● **What the task requires**
With pictures removed, output every record below exactly as written.

The records Start Marker

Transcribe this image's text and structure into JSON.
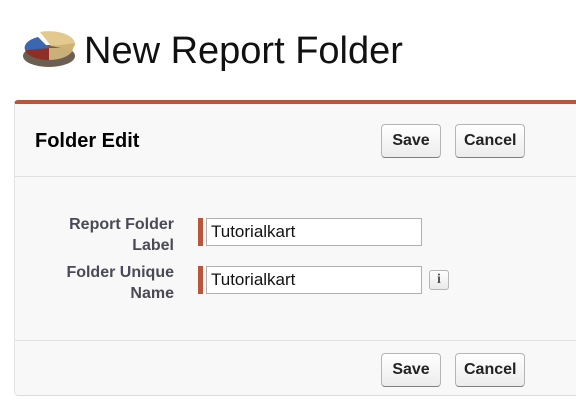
{
  "header": {
    "title": "New Report Folder",
    "icon": "report-folder-icon"
  },
  "panel": {
    "title": "Folder Edit",
    "accent_color": "#b9553b",
    "buttons": {
      "save_label": "Save",
      "cancel_label": "Cancel"
    }
  },
  "form": {
    "fields": [
      {
        "label_line1": "Report Folder",
        "label_line2": "Label",
        "value": "Tutorialkart",
        "required": true
      },
      {
        "label_line1": "Folder Unique",
        "label_line2": "Name",
        "value": "Tutorialkart",
        "required": true,
        "help_icon": "info-icon",
        "help_glyph": "i"
      }
    ]
  },
  "footer": {
    "save_label": "Save",
    "cancel_label": "Cancel"
  }
}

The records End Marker

● **Your solution**
Transcribe this image's text and structure into JSON.
{
  "header": {
    "title": "New Report Folder",
    "icon": "report-folder-icon"
  },
  "panel": {
    "title": "Folder Edit",
    "accent_color": "#b9553b",
    "buttons": {
      "save_label": "Save",
      "cancel_label": "Cancel"
    }
  },
  "form": {
    "fields": [
      {
        "label_line1": "Report Folder",
        "label_line2": "Label",
        "value": "Tutorialkart",
        "required": true
      },
      {
        "label_line1": "Folder Unique",
        "label_line2": "Name",
        "value": "Tutorialkart",
        "required": true,
        "help_icon": "info-icon",
        "help_glyph": "i"
      }
    ]
  },
  "footer": {
    "save_label": "Save",
    "cancel_label": "Cancel"
  }
}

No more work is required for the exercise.